"In other countries too, security agencies set up such facilities and offer help to the government for the same," said Lal. "We are ready to provide expertise as well as other assistance if they show readiness to help."
Brigadier General Bigyan Dev Pandey, spokesperson for the Nepal Army, said the Health Ministry had not made any formal proposal to set up isolation facilities.
"We are ready to set up such facilities," Pandey told the Post. "We have been constructing a facility in the airport barracks to quarantine our personnel returning from peace missions."
Frequently asked questions about the coronavirus outbreak
UPDATED as of July 5, 2020
What is Covid-19?
Covid-19, short for coronavirus disease, is an illness caused by the coronavirus SARS-CoV-2, short for severe acute respiratory syndrome coronavirus 2. Common symptoms of the disease include fever, dry cough, fatigue, shortness of breath and breathing difficulties. In severe cases, the infection can cause pneumonia, severe acute respiratory syndrome, kidney failure and even death.
How contagious is Covid-19?
Covid-19 can spread easily from person to person, especially in enclosed spaces. The virus can travel through the air in respiratory droplets produced when a sick person breathes, talks, coughs or sneezes. As the virus can also survive on plastic and steel surfaces for up to 72 hours and on cardboard for up to 24 hours, any contact with such surfaces can also spread the virus. Symptoms take between two to 14 days to appear, during which time the carrier is believed to be contagious.
Where did the virus come from?
The virus was first identified in Wuhan, China in late December.

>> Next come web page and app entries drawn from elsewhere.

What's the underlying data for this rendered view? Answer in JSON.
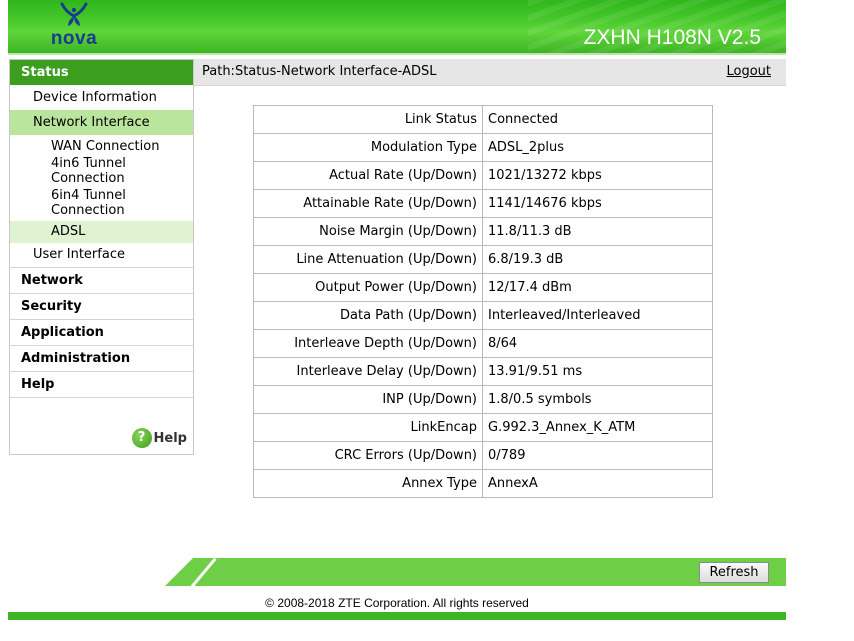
{
  "header": {
    "brand": "nova",
    "model": "ZXHN H108N V2.5"
  },
  "path": {
    "label": "Path:Status-Network Interface-ADSL",
    "logout": "Logout"
  },
  "sidebar": {
    "status": "Status",
    "device_information": "Device Information",
    "network_interface": "Network Interface",
    "wan_connection": "WAN Connection",
    "tunnel_4in6": "4in6 Tunnel Connection",
    "tunnel_6in4": "6in4 Tunnel Connection",
    "adsl": "ADSL",
    "user_interface": "User Interface",
    "network": "Network",
    "security": "Security",
    "application": "Application",
    "administration": "Administration",
    "help": "Help",
    "help_link": "Help",
    "help_icon_glyph": "?"
  },
  "table": {
    "rows": [
      {
        "label": "Link Status",
        "value": "Connected"
      },
      {
        "label": "Modulation Type",
        "value": "ADSL_2plus"
      },
      {
        "label": "Actual Rate (Up/Down)",
        "value": "1021/13272 kbps"
      },
      {
        "label": "Attainable Rate (Up/Down)",
        "value": "1141/14676 kbps"
      },
      {
        "label": "Noise Margin (Up/Down)",
        "value": "11.8/11.3 dB"
      },
      {
        "label": "Line Attenuation (Up/Down)",
        "value": "6.8/19.3 dB"
      },
      {
        "label": "Output Power (Up/Down)",
        "value": "12/17.4 dBm"
      },
      {
        "label": "Data Path (Up/Down)",
        "value": "Interleaved/Interleaved"
      },
      {
        "label": "Interleave Depth (Up/Down)",
        "value": "8/64"
      },
      {
        "label": "Interleave Delay (Up/Down)",
        "value": "13.91/9.51 ms"
      },
      {
        "label": "INP (Up/Down)",
        "value": "1.8/0.5 symbols"
      },
      {
        "label": "LinkEncap",
        "value": "G.992.3_Annex_K_ATM"
      },
      {
        "label": "CRC Errors (Up/Down)",
        "value": "0/789"
      },
      {
        "label": "Annex Type",
        "value": "AnnexA"
      }
    ]
  },
  "footer": {
    "refresh": "Refresh",
    "copyright": "© 2008-2018 ZTE Corporation. All rights reserved"
  },
  "colors": {
    "header_green": "#46c72a",
    "active_menu": "#3c9e1e",
    "active_sub": "#b9e59d",
    "brand_blue": "#1a3c8c"
  }
}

The coronavirus is a large family of viruses that is responsible for everything from the common cold to Middle East Respiratory Syndrome (MERS) and Severe Acute Respiratory Syndrome (SARS). After an initial outbreak in Wuhan that spread across Hubei province, eventually infecting over 80,000 and killing more than 3,000, new infection rates in mainland China have dropped. However, the disease has since spread across the world at an alarming rate.

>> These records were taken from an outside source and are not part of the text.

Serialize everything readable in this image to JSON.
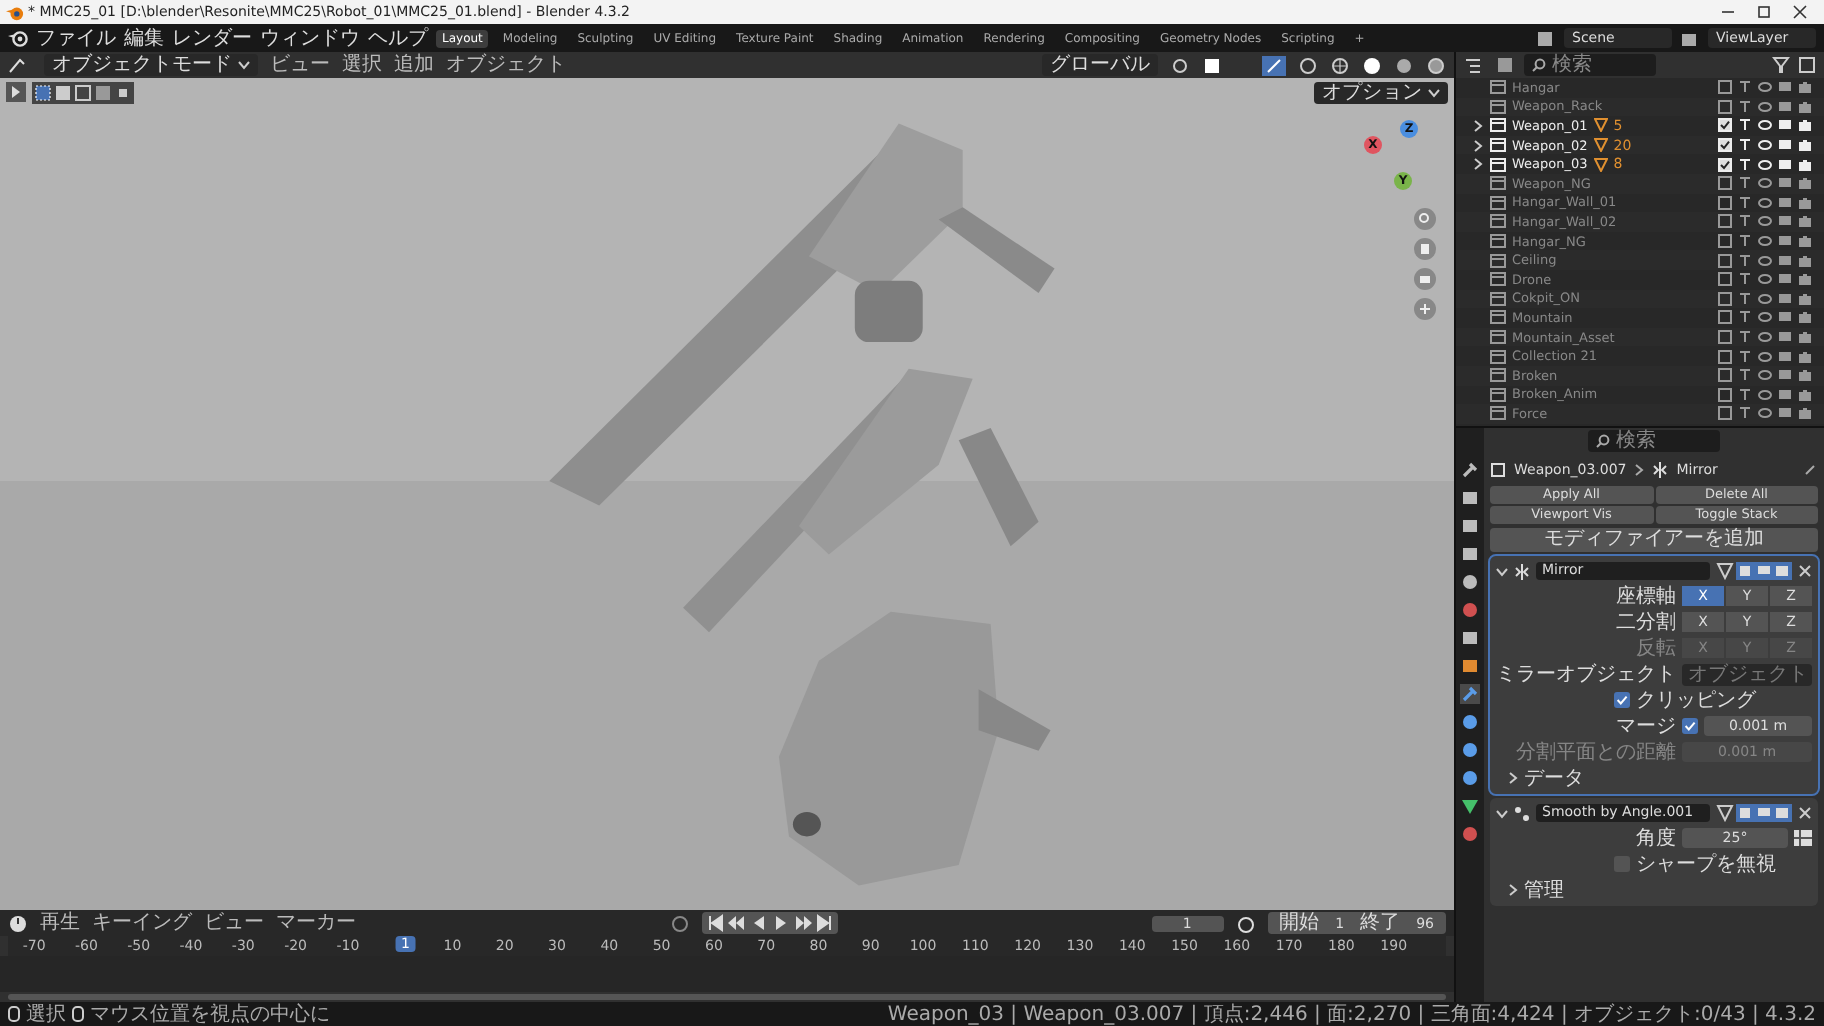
{
  "window": {
    "title": "* MMC25_01 [D:\\blender\\Resonite\\MMC25\\Robot_01\\MMC25_01.blend] - Blender 4.3.2"
  },
  "menu": [
    "ファイル",
    "編集",
    "レンダー",
    "ウィンドウ",
    "ヘルプ"
  ],
  "workspaces": [
    {
      "label": "Layout",
      "selected": true
    },
    {
      "label": "Modeling",
      "selected": false
    },
    {
      "label": "Sculpting",
      "selected": false
    },
    {
      "label": "UV Editing",
      "selected": false
    },
    {
      "label": "Texture Paint",
      "selected": false
    },
    {
      "label": "Shading",
      "selected": false
    },
    {
      "label": "Animation",
      "selected": false
    },
    {
      "label": "Rendering",
      "selected": false
    },
    {
      "label": "Compositing",
      "selected": false
    },
    {
      "label": "Geometry Nodes",
      "selected": false
    },
    {
      "label": "Scripting",
      "selected": false
    }
  ],
  "add_workspace": "+",
  "scene": "Scene",
  "view_layer": "ViewLayer",
  "viewport": {
    "mode": "オブジェクトモード",
    "menus": [
      "ビュー",
      "選択",
      "追加",
      "オブジェクト"
    ],
    "transform": "グローバル",
    "options": "オプション",
    "axes": [
      "X",
      "Y",
      "Z"
    ]
  },
  "outliner": {
    "search_placeholder": "検索",
    "items": [
      {
        "name": "Hangar",
        "enabled": false,
        "expandable": false
      },
      {
        "name": "Weapon_Rack",
        "enabled": false,
        "expandable": false
      },
      {
        "name": "Weapon_01",
        "enabled": true,
        "expandable": true,
        "count": "5"
      },
      {
        "name": "Weapon_02",
        "enabled": true,
        "expandable": true,
        "count": "20"
      },
      {
        "name": "Weapon_03",
        "enabled": true,
        "expandable": true,
        "count": "8"
      },
      {
        "name": "Weapon_NG",
        "enabled": false,
        "expandable": false
      },
      {
        "name": "Hangar_Wall_01",
        "enabled": false,
        "expandable": false
      },
      {
        "name": "Hangar_Wall_02",
        "enabled": false,
        "expandable": false
      },
      {
        "name": "Hangar_NG",
        "enabled": false,
        "expandable": false
      },
      {
        "name": "Ceiling",
        "enabled": false,
        "expandable": false
      },
      {
        "name": "Drone",
        "enabled": false,
        "expandable": false
      },
      {
        "name": "Cokpit_ON",
        "enabled": false,
        "expandable": false
      },
      {
        "name": "Mountain",
        "enabled": false,
        "expandable": false
      },
      {
        "name": "Mountain_Asset",
        "enabled": false,
        "expandable": false
      },
      {
        "name": "Collection 21",
        "enabled": false,
        "expandable": false
      },
      {
        "name": "Broken",
        "enabled": false,
        "expandable": false
      },
      {
        "name": "Broken_Anim",
        "enabled": false,
        "expandable": false
      },
      {
        "name": "Force",
        "enabled": false,
        "expandable": false
      }
    ]
  },
  "properties": {
    "search_placeholder": "検索",
    "object": "Weapon_03.007",
    "modifier_crumb": "Mirror",
    "buttons": [
      "Apply All",
      "Delete All",
      "Viewport Vis",
      "Toggle Stack"
    ],
    "add_modifier": "モディファイアーを追加",
    "mirror": {
      "name": "Mirror",
      "expanded": true,
      "axis_rows": [
        {
          "label": "座標軸",
          "disabled": false,
          "options": [
            {
              "label": "X",
              "selected": true
            },
            {
              "label": "Y",
              "selected": false
            },
            {
              "label": "Z",
              "selected": false
            }
          ]
        },
        {
          "label": "二分割",
          "disabled": false,
          "options": [
            {
              "label": "X",
              "selected": false
            },
            {
              "label": "Y",
              "selected": false
            },
            {
              "label": "Z",
              "selected": false
            }
          ]
        },
        {
          "label": "反転",
          "disabled": true,
          "options": [
            {
              "label": "X",
              "selected": false
            },
            {
              "label": "Y",
              "selected": false
            },
            {
              "label": "Z",
              "selected": false
            }
          ]
        }
      ],
      "mirror_object": {
        "label": "ミラーオブジェクト",
        "placeholder": "オブジェクト"
      },
      "clipping": {
        "label": "クリッピング",
        "checked": true
      },
      "merge": {
        "label": "マージ",
        "checked": true,
        "value": "0.001 m"
      },
      "bisect_distance": {
        "label": "分割平面との距離",
        "value": "0.001 m",
        "disabled": true
      },
      "subpanel": "データ"
    },
    "smooth": {
      "name": "Smooth by Angle.001",
      "expanded": true,
      "angle_label": "角度",
      "angle": "25°",
      "ignore_sharp": {
        "label": "シャープを無視",
        "checked": false
      },
      "subpanel": "管理"
    }
  },
  "timeline": {
    "menus": [
      "再生",
      "キーイング",
      "ビュー",
      "マーカー"
    ],
    "ticks": [
      "-70",
      "-60",
      "-50",
      "-40",
      "-30",
      "-20",
      "-10",
      "10",
      "20",
      "30",
      "40",
      "50",
      "60",
      "70",
      "80",
      "90",
      "100",
      "110",
      "120",
      "130",
      "140",
      "150",
      "160",
      "170",
      "180",
      "190"
    ],
    "current_frame": "1",
    "frame_field": "1",
    "start_label": "開始",
    "start": "1",
    "end_label": "終了",
    "end": "96"
  },
  "status": {
    "hints": [
      "選択",
      "マウス位置を視点の中心に"
    ],
    "stats": "Weapon_03 | Weapon_03.007 | 頂点:2,446 | 面:2,270 | 三角面:4,424 | オブジェクト:0/43 | 4.3.2"
  }
}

What is the current status of Covid-19?
The World Health Organisation has called the ongoing outbreak a “pandemic” and urged countries across the world to take precautionary measures. Covid-19 had spread to 213 countries and infected more than 11,075,063 people with 525,121 deaths. In South Asia, India has reported the highest number of infections at 648,315 with 18,655 deaths. While Pakistan has reported 221,896 confirmed cases with 4,551 deaths. Nepal has so far reported 15,419 cases with 34 deaths.
How dangerous is the disease?
The mortality rate for Covid-19 is estimated to be 3.6 percent, but new studies have put the rate slightly higher at 5.7 percent. Although Covid-19 is not too dangerous to young healthy people, older individuals and those with immune-compromised systems are at greater risk of death. People with chronic medical conditions like heart disease, diabetes and lung disease, or those who’ve recently undergone serious medical procedures, are also at risk.
How do I keep myself safe?
The WHO advises that the most important thing you can do is wash your hands frequently with soap and water for at least 20 seconds or use hand sanitizers with at least 60 percent alcohol content. Avoid touching your eyes, nose and mouth with unclean hands. Clean and disinfect frequently used surfaces like your computers and phones. Avoid large crowds of people. Seek medical attention if symptoms persist for longer than a few days.
Is it time to panic?
No. The government has imposed a lockdown to limit the spread of the virus. There is no need to begin stockpiling food, cooking gas or hand sanitizers. However, it is always prudent to take sensible precautions like the ones identified above.